What’s happening here proves why I say authors, and celebrities, should keep their private views to themselves. This world no longer allows for dissenting viewpoints and will crucify, and destroy the reputation and life of, anyone who had a viewpoint that is not ‘politically correct.’ It’s a disgusting destruction of freedom of speech that’s been coming in the US for years. I remember back in the 1990’s when PC arrived, and I knew back then it’d lead to ‘though police’ and stifling of speech. And I’ve been correct. Now one doesn’t have to actually do anything anymore. Just speak your mind and things will be used against you. As someone who values freedom of speech, and what writer would not, I find it frightening and discouraging at the same time.

per TGDaily.com


Ender’s Game Author Under Fire

Posted July 10, 2013 – 15:23 by David Konow

While this has been a very turbulent summer for blockbusters, Ender’s Game, which is coming in November, is one of the most anticipated genre films in recent memory. Except there’s a potentially big controversy brewing because of homophobic comments made by the book’s author Orson Scott Card.

Ender’s Game, which was published in 1985, is one of the most popular sci-fi novels of the last thirty years, and it’s taken nearly just as long to bring it to the big screen. This is such an anticipated event in genre movies that even the press shy Harrison Ford, who stars along with Ben Kingsley, has eagerly been promoting the film, or as eagerly as he can muster.
Nevertheless, as E! Online tells us, Card’s open feelings against gay marriage are now a hot button topic in the wake of Paula Deen’s firing, and Alec Baldwin’s homophobic tweets. Card has come forward to say that his views on gay marriage is “moot,” that this story takes place over a century into the future and it “has nothing to do with political issues that did not exist when the book was written in 1984.”
While many geeks will be out in force to support Ender’s Game, a group called Geeks OUT is trying to organize a boycott of the movie, posting the command of “Do NOT see this movie!
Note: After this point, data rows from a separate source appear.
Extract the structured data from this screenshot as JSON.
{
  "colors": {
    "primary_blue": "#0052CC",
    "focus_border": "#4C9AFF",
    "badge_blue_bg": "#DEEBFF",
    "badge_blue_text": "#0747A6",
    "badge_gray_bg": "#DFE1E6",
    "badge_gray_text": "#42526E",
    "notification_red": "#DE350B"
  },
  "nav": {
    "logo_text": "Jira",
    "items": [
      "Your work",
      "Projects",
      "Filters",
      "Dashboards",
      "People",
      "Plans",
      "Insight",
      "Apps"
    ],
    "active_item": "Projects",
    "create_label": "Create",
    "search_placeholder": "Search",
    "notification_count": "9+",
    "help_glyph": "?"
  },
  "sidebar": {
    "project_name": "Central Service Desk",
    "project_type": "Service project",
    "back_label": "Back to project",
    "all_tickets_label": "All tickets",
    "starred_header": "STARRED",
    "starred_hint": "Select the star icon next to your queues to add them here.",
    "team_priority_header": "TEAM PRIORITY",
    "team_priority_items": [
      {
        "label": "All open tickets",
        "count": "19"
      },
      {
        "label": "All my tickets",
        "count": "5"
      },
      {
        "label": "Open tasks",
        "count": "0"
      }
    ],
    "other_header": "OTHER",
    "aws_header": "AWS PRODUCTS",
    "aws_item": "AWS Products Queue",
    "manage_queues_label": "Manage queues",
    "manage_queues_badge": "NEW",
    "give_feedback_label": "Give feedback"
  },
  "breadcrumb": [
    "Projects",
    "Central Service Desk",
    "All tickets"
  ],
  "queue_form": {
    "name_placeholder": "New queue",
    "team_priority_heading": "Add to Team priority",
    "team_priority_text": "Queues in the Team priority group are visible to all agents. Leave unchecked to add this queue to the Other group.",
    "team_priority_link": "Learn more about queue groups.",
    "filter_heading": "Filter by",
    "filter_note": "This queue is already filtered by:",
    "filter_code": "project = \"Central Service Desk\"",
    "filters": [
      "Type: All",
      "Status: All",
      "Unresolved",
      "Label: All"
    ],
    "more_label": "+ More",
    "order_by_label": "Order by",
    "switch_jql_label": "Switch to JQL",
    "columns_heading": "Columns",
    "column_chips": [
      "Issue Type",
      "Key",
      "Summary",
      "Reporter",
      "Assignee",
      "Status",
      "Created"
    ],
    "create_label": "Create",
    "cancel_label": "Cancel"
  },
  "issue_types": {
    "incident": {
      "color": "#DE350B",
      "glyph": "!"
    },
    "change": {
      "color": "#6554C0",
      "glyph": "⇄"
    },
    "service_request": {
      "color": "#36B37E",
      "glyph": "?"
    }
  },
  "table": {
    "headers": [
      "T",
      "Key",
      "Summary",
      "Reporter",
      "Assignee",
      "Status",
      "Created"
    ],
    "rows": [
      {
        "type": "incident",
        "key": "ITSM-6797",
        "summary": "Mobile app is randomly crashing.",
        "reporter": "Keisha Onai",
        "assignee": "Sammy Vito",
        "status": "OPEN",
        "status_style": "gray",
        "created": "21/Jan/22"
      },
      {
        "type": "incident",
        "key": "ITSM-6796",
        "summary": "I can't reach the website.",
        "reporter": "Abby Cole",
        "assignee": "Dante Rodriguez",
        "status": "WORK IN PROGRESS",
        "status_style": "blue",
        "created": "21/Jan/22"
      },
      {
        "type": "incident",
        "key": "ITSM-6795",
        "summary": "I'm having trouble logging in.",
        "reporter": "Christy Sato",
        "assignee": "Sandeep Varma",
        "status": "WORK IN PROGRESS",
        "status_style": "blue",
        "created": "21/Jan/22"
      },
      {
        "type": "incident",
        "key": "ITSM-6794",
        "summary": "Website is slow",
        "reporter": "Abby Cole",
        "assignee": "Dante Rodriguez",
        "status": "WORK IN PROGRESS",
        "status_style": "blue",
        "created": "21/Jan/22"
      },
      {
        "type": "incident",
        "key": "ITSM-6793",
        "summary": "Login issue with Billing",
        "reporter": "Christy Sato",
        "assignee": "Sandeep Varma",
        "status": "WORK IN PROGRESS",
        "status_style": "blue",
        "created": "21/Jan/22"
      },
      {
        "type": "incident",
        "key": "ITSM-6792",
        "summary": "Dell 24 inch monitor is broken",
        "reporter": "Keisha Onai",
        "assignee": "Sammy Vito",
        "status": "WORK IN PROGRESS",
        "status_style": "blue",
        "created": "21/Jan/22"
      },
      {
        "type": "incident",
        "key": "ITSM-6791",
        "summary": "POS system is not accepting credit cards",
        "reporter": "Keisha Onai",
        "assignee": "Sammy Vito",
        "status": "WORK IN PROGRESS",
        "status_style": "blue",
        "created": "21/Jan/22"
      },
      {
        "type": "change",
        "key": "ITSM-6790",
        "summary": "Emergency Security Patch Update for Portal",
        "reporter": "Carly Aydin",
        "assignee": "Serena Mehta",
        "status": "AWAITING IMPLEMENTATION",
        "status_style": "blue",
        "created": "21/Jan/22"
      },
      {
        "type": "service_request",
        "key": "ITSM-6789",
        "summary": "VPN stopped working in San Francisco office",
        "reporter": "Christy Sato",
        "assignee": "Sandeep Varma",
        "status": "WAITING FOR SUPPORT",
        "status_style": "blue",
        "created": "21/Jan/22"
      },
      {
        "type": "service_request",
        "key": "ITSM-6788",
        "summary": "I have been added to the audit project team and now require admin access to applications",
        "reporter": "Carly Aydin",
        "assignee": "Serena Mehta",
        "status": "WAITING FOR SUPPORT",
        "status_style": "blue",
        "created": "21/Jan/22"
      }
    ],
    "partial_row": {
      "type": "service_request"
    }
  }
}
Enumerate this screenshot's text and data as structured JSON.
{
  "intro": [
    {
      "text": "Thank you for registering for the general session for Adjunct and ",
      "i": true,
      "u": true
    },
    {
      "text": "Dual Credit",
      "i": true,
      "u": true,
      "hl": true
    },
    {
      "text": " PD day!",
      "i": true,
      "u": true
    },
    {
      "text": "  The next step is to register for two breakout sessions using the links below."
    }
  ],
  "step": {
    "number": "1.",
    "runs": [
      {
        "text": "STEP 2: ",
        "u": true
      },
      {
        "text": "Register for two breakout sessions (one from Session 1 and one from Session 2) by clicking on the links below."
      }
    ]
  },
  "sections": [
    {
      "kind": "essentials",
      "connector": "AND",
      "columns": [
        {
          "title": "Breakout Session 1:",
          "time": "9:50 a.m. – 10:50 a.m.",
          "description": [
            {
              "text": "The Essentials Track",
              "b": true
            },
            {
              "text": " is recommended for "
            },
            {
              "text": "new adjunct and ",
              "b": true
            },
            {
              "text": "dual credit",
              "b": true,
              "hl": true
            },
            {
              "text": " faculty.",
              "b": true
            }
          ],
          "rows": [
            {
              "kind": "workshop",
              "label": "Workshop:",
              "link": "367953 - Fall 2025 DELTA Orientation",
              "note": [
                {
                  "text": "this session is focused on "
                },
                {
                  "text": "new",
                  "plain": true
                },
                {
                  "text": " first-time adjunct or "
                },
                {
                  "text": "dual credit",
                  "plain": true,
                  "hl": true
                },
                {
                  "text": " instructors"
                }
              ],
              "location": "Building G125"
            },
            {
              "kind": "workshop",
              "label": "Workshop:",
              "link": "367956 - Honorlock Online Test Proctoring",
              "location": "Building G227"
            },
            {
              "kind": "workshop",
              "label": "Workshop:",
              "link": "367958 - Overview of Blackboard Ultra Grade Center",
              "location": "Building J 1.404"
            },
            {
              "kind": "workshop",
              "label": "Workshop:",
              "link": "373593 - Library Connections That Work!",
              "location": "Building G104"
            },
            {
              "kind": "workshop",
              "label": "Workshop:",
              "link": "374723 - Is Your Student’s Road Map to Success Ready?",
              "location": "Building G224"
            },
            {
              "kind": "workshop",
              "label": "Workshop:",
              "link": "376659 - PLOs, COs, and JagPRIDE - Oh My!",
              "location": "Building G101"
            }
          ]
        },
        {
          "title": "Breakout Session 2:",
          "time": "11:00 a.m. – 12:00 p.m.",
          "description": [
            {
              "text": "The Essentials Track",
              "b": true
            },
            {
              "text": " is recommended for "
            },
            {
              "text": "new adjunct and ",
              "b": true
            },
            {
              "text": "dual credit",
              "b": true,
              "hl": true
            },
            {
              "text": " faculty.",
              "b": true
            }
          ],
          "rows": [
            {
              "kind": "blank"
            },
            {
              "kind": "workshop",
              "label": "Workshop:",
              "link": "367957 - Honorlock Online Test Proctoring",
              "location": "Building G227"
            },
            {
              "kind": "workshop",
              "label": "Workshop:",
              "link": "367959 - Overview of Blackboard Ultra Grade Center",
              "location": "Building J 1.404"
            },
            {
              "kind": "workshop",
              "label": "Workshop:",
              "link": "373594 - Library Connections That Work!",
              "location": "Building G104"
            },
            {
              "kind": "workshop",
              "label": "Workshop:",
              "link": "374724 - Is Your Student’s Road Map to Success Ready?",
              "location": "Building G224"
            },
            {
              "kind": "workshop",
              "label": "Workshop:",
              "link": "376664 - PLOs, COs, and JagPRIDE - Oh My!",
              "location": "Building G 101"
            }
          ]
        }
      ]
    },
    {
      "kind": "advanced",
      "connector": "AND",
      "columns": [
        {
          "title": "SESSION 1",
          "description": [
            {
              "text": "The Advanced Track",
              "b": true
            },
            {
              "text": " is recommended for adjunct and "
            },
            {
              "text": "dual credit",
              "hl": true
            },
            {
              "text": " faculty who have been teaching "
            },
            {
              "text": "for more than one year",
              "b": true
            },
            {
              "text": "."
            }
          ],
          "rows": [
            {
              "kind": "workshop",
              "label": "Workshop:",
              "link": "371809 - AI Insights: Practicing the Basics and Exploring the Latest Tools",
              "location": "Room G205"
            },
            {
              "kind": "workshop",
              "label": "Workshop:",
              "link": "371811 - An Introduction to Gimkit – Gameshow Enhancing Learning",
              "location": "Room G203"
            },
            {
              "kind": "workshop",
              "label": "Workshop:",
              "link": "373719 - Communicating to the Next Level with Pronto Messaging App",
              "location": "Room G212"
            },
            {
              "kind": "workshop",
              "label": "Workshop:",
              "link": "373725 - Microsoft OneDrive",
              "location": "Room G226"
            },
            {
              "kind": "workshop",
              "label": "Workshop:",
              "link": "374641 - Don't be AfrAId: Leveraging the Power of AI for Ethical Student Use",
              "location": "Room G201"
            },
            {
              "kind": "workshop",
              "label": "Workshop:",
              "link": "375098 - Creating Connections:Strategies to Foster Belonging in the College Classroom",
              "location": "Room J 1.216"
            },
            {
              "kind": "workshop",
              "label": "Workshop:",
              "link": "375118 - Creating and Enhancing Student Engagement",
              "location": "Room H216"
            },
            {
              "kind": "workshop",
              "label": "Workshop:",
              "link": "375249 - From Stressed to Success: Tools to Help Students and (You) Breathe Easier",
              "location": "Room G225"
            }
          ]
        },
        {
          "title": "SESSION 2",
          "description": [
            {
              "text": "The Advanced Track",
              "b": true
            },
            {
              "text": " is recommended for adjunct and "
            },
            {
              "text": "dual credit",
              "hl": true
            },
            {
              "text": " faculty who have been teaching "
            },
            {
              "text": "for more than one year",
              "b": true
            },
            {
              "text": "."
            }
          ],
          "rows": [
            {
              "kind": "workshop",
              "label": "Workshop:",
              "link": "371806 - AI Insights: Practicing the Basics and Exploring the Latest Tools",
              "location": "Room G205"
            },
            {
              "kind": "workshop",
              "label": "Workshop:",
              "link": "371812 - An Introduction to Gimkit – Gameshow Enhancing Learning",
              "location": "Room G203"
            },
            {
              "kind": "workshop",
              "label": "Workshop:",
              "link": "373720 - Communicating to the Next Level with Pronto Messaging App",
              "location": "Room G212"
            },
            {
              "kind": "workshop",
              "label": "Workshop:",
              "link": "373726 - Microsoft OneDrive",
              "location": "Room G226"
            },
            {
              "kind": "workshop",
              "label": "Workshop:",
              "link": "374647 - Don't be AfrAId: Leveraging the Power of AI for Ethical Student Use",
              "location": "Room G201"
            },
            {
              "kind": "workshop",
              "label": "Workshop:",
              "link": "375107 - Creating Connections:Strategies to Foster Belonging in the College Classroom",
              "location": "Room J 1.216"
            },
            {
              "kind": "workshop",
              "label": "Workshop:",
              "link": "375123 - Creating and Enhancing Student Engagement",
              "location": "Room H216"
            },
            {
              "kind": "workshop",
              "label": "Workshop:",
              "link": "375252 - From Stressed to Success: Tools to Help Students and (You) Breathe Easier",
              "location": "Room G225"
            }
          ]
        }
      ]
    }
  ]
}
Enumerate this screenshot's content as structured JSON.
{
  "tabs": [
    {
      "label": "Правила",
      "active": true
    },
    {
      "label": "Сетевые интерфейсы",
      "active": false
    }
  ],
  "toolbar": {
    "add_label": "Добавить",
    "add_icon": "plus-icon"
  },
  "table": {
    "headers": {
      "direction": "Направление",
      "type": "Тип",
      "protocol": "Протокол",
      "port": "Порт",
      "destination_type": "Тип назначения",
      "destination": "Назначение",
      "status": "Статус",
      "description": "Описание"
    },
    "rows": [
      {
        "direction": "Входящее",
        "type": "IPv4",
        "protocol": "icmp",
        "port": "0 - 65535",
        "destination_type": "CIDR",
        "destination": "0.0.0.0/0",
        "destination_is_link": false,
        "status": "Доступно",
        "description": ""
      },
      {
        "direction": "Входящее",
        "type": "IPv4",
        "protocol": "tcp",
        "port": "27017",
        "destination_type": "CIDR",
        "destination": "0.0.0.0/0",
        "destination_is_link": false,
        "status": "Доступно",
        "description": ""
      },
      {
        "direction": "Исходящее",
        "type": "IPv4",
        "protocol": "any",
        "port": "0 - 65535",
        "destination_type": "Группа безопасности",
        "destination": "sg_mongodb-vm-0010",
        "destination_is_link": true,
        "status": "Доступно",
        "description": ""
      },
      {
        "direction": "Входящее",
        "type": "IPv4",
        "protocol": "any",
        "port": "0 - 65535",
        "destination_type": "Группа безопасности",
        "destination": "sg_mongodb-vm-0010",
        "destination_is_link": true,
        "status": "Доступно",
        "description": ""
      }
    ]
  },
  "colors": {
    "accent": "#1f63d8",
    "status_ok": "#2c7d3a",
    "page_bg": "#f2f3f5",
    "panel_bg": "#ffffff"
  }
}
Do not buy a ticket at the theater, do not purchase the DVD, do not watch it on-demand. Ignore all merchandise and toys. However much you may have admired his books, keep your money out of Orson Scott Card’s pockets.”
These days, there are plenty of gay geeks making their presence known everywhere, and under normal circumstances they’d probably be on line opening day for a big geek event like Ender’s, but now it’s turning into a big line in the sand. Considering Card is clearly not going to back down from his stance, expect more controversy to come before Ender’s Game is released on November 1.

Read more at http://www.tgdaily.com/games-and-entertainment-features/72419-enders-game-author-under-fire#ihYfRaciH6Y664sl.99